[Saved data entries]

□ □ □ □

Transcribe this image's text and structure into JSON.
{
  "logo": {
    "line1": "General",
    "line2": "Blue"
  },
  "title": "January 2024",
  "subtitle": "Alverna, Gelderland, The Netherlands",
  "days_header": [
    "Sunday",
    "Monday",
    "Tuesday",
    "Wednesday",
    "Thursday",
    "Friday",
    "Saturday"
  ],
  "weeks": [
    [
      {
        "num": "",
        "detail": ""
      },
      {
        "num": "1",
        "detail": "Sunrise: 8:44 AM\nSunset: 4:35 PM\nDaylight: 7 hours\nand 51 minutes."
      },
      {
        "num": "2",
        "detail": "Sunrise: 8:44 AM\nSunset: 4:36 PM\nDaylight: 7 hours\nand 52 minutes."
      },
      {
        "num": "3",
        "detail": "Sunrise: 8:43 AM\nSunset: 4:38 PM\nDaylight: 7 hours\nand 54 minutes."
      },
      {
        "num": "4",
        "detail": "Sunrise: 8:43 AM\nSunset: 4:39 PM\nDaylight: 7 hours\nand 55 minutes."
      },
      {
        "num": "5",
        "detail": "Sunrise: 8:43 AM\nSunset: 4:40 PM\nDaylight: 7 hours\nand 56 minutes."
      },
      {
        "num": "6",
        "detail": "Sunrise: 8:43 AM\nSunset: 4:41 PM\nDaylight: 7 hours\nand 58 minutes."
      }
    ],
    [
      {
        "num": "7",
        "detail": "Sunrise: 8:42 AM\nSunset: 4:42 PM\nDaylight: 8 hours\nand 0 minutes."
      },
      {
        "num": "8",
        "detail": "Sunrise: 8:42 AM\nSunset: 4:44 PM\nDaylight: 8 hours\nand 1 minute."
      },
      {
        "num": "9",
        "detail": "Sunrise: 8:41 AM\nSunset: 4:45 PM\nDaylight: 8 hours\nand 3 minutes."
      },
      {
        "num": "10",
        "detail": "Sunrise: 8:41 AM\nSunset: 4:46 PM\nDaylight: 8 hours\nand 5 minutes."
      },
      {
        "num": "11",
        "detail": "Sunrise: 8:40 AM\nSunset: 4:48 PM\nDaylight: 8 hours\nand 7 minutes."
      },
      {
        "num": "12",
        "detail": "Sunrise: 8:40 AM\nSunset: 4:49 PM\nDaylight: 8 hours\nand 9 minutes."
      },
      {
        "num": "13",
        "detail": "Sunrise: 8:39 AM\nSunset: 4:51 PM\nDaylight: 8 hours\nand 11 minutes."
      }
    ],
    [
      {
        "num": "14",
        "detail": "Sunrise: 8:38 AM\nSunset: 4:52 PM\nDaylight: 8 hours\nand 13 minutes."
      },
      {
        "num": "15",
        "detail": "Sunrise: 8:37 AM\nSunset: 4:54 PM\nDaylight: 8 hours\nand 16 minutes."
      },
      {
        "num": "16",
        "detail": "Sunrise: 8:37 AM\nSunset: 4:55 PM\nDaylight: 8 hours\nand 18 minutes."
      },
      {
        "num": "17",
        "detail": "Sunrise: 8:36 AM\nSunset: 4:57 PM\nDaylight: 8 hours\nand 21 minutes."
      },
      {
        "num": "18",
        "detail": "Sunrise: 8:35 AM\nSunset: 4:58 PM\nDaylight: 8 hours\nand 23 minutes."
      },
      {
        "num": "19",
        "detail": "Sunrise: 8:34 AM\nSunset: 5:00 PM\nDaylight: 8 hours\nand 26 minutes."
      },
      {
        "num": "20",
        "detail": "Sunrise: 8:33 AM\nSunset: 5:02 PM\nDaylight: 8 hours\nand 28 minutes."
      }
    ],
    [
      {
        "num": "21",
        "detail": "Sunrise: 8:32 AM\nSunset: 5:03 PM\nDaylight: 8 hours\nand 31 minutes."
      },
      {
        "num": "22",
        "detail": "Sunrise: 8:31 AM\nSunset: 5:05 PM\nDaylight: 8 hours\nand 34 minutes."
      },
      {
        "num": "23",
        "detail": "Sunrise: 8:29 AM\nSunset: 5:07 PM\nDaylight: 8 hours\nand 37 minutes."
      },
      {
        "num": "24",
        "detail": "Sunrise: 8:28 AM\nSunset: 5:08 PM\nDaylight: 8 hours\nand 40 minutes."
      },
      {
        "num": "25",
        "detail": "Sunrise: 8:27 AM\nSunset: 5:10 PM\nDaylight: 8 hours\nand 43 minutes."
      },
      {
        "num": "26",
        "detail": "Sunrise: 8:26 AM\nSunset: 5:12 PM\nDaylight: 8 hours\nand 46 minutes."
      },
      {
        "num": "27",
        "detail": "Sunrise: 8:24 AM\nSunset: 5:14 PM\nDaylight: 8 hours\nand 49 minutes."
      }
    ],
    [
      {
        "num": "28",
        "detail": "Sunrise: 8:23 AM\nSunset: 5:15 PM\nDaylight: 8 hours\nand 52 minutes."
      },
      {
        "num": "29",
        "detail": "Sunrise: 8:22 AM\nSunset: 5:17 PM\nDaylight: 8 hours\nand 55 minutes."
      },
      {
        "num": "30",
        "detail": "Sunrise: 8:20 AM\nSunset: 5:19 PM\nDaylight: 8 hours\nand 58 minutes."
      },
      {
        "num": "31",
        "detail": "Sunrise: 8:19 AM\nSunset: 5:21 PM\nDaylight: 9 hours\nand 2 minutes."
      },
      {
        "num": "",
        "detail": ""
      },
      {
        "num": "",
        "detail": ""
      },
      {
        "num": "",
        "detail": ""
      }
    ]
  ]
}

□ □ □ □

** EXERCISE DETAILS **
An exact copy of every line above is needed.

** ANSWER BELOW **
Transcribe this image's text and structure into JSON.
{
  "logo": {
    "line1": "General",
    "line2": "Blue"
  },
  "title": "January 2024",
  "subtitle": "Alverna, Gelderland, The Netherlands",
  "days_header": [
    "Sunday",
    "Monday",
    "Tuesday",
    "Wednesday",
    "Thursday",
    "Friday",
    "Saturday"
  ],
  "weeks": [
    [
      {
        "num": "",
        "detail": ""
      },
      {
        "num": "1",
        "detail": "Sunrise: 8:44 AM\nSunset: 4:35 PM\nDaylight: 7 hours\nand 51 minutes."
      },
      {
        "num": "2",
        "detail": "Sunrise: 8:44 AM\nSunset: 4:36 PM\nDaylight: 7 hours\nand 52 minutes."
      },
      {
        "num": "3",
        "detail": "Sunrise: 8:43 AM\nSunset: 4:38 PM\nDaylight: 7 hours\nand 54 minutes."
      },
      {
        "num": "4",
        "detail": "Sunrise: 8:43 AM\nSunset: 4:39 PM\nDaylight: 7 hours\nand 55 minutes."
      },
      {
        "num": "5",
        "detail": "Sunrise: 8:43 AM\nSunset: 4:40 PM\nDaylight: 7 hours\nand 56 minutes."
      },
      {
        "num": "6",
        "detail": "Sunrise: 8:43 AM\nSunset: 4:41 PM\nDaylight: 7 hours\nand 58 minutes."
      }
    ],
    [
      {
        "num": "7",
        "detail": "Sunrise: 8:42 AM\nSunset: 4:42 PM\nDaylight: 8 hours\nand 0 minutes."
      },
      {
        "num": "8",
        "detail": "Sunrise: 8:42 AM\nSunset: 4:44 PM\nDaylight: 8 hours\nand 1 minute."
      },
      {
        "num": "9",
        "detail": "Sunrise: 8:41 AM\nSunset: 4:45 PM\nDaylight: 8 hours\nand 3 minutes."
      },
      {
        "num": "10",
        "detail": "Sunrise: 8:41 AM\nSunset: 4:46 PM\nDaylight: 8 hours\nand 5 minutes."
      },
      {
        "num": "11",
        "detail": "Sunrise: 8:40 AM\nSunset: 4:48 PM\nDaylight: 8 hours\nand 7 minutes."
      },
      {
        "num": "12",
        "detail": "Sunrise: 8:40 AM\nSunset: 4:49 PM\nDaylight: 8 hours\nand 9 minutes."
      },
      {
        "num": "13",
        "detail": "Sunrise: 8:39 AM\nSunset: 4:51 PM\nDaylight: 8 hours\nand 11 minutes."
      }
    ],
    [
      {
        "num": "14",
        "detail": "Sunrise: 8:38 AM\nSunset: 4:52 PM\nDaylight: 8 hours\nand 13 minutes."
      },
      {
        "num": "15",
        "detail": "Sunrise: 8:37 AM\nSunset: 4:54 PM\nDaylight: 8 hours\nand 16 minutes."
      },
      {
        "num": "16",
        "detail": "Sunrise: 8:37 AM\nSunset: 4:55 PM\nDaylight: 8 hours\nand 18 minutes."
      },
      {
        "num": "17",
        "detail": "Sunrise: 8:36 AM\nSunset: 4:57 PM\nDaylight: 8 hours\nand 21 minutes."
      },
      {
        "num": "18",
        "detail": "Sunrise: 8:35 AM\nSunset: 4:58 PM\nDaylight: 8 hours\nand 23 minutes."
      },
      {
        "num": "19",
        "detail": "Sunrise: 8:34 AM\nSunset: 5:00 PM\nDaylight: 8 hours\nand 26 minutes."
      },
      {
        "num": "20",
        "detail": "Sunrise: 8:33 AM\nSunset: 5:02 PM\nDaylight: 8 hours\nand 28 minutes."
      }
    ],
    [
      {
        "num": "21",
        "detail": "Sunrise: 8:32 AM\nSunset: 5:03 PM\nDaylight: 8 hours\nand 31 minutes."
      },
      {
        "num": "22",
        "detail": "Sunrise: 8:31 AM\nSunset: 5:05 PM\nDaylight: 8 hours\nand 34 minutes."
      },
      {
        "num": "23",
        "detail": "Sunrise: 8:29 AM\nSunset: 5:07 PM\nDaylight: 8 hours\nand 37 minutes."
      },
      {
        "num": "24",
        "detail": "Sunrise: 8:28 AM\nSunset: 5:08 PM\nDaylight: 8 hours\nand 40 minutes."
      },
      {
        "num": "25",
        "detail": "Sunrise: 8:27 AM\nSunset: 5:10 PM\nDaylight: 8 hours\nand 43 minutes."
      },
      {
        "num": "26",
        "detail": "Sunrise: 8:26 AM\nSunset: 5:12 PM\nDaylight: 8 hours\nand 46 minutes."
      },
      {
        "num": "27",
        "detail": "Sunrise: 8:24 AM\nSunset: 5:14 PM\nDaylight: 8 hours\nand 49 minutes."
      }
    ],
    [
      {
        "num": "28",
        "detail": "Sunrise: 8:23 AM\nSunset: 5:15 PM\nDaylight: 8 hours\nand 52 minutes."
      },
      {
        "num": "29",
        "detail": "Sunrise: 8:22 AM\nSunset: 5:17 PM\nDaylight: 8 hours\nand 55 minutes."
      },
      {
        "num": "30",
        "detail": "Sunrise: 8:20 AM\nSunset: 5:19 PM\nDaylight: 8 hours\nand 58 minutes."
      },
      {
        "num": "31",
        "detail": "Sunrise: 8:19 AM\nSunset: 5:21 PM\nDaylight: 9 hours\nand 2 minutes."
      },
      {
        "num": "",
        "detail": ""
      },
      {
        "num": "",
        "detail": ""
      },
      {
        "num": "",
        "detail": ""
      }
    ]
  ]
}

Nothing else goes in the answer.